Brooks Hatlen was an old man by the time he finally got out. Back in his youth, around 1905, he committed some serious crimes and ended up in Shawshank State Prison. There he spent almost the rest of his life. He became the prison librarian and settled into life on the inside. But finally, in 1953, Brooks Hatlen was paroled. He got out, he was placed in a half-way house, and took up a job at a local grocery store. However, this was a vastly different world and Brooks Hatlen wasn’t prepared for it at all. He didn’t know how to cope. He contemplated killing the grocery store manager just so he could be sent back to prison. Instead, he decided to hang himself.
Now that’s a fictional story from the gritty, realistic prison film The Shawshank Redemption. Yet the story is not farfetched. It’s a well-known phenomenon. Prisoners who spend long stretches of their life in prison often become institutionalized. They have become so accustomed to life in prison that, if they finally get out, they just can’t cope. They know how to survive in prison, but not on the outside. They don’t know anything about everyday things like paying bills or making meals. Sometimes they re-offend just so that they can go back to what they know and what they’re comfortable with. It’s sometimes called the jail-house mentality.
The Bible is clear that man in the unregenerate state is enslaved to sin. Slavery is like a form of imprisonment. In fact, while Romans 6:17 speaks about slavery to sin, Romans 7:23 describes it as being held captive. Apart from Christ, we are in prison. We are not free — we can’t not sin. But Romans 6 gives us the glorious message that Christ frees the prisoners. According to verse 6, we have been crucified with Christ and therefore are no longer enslaved to sin. Through Christ, we are free! Sin no longer has dominion over us, because we are under grace.

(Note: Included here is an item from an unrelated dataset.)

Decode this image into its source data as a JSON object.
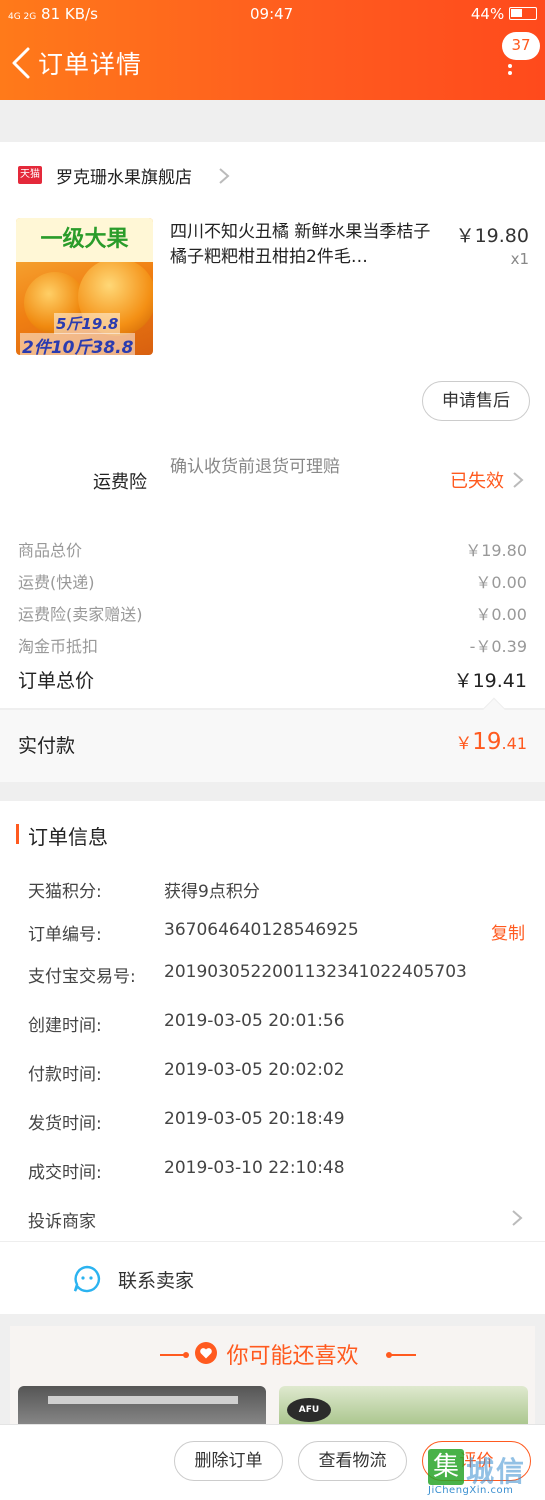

That’s the way things are in principle. In the sight of God, everyone who believes in Christ has had their sin crucified with him. Sin is gone, it’s dead and out of the way. Moreover, this makes a difference for the believer living on this earth. Before Christ, we can’t not sin. After Christ, we can not sin. Our wills are made alive by the Holy Spirit, and we can choose not to sin. However, we don’t do this consistently and we will never do it perfectly while we live in this world, but the possibility of saying no to sin is there for Christians.
The problem is that we often have what could be called a jail-house mentality. Those who have been imprisoned by sin find it difficult to live free from sin. Like prison, sin can become familiar and comfortable. Prison is an awful place, and so is sin, but you get to know your way around it. You can grow to like it, despite its downsides. Even as Christians we can feel drawn back to sin, just like institutionalized ex-cons feel drawn back to prison. Every day we have a struggle to live free. Every day we have to struggle to get it out of our minds that sin is better than Christ. This battle has a name: repentance. Repentance means to have a change of mind. We have to change our mind about sin and being imprisoned to it.
Being a Christian therefore involves a daily battle. It’s been said that we have peace with God through Christ, but this is a peace that starts a war. The war is with our enemies, the devil, the world, and most of all with our own flesh. We have a peace that starts a war, and every day that war needs to be fought. It’s a fight to be free from the enslavement and imprisonment of sin. It’s a fight to live like people who are free in Christ, to be who we really are in him. That fight starts on the inside with heart, mind, and will. It begins with our thoughts, attitudes, and emotions. But it carries through into the concrete ways we live each day. All of this is hard. We can’t pretend otherwise. But we need to keep that in perspective. We need to compare that with sin, what it promises and what it delivers. Sin by its very nature is deceptive. Sin looks easy and fun. It promises good times. But in the end it bites you hard and destroys you. Already in this life, it will mess you up and the people around you. Afterwards it will leave you imprisoned forever under God’s wrath. You don’t want that, do you? So instead, turn from sin every day. Learn to hate it and flee it. Bring it to the throne of grace and have your sin washed away through Christ. Learn then to love God and to express your love through following his will, for his glory. Dear readers, “fight the good fight of the faith” (1 Tim. 6:12). Battle to live free.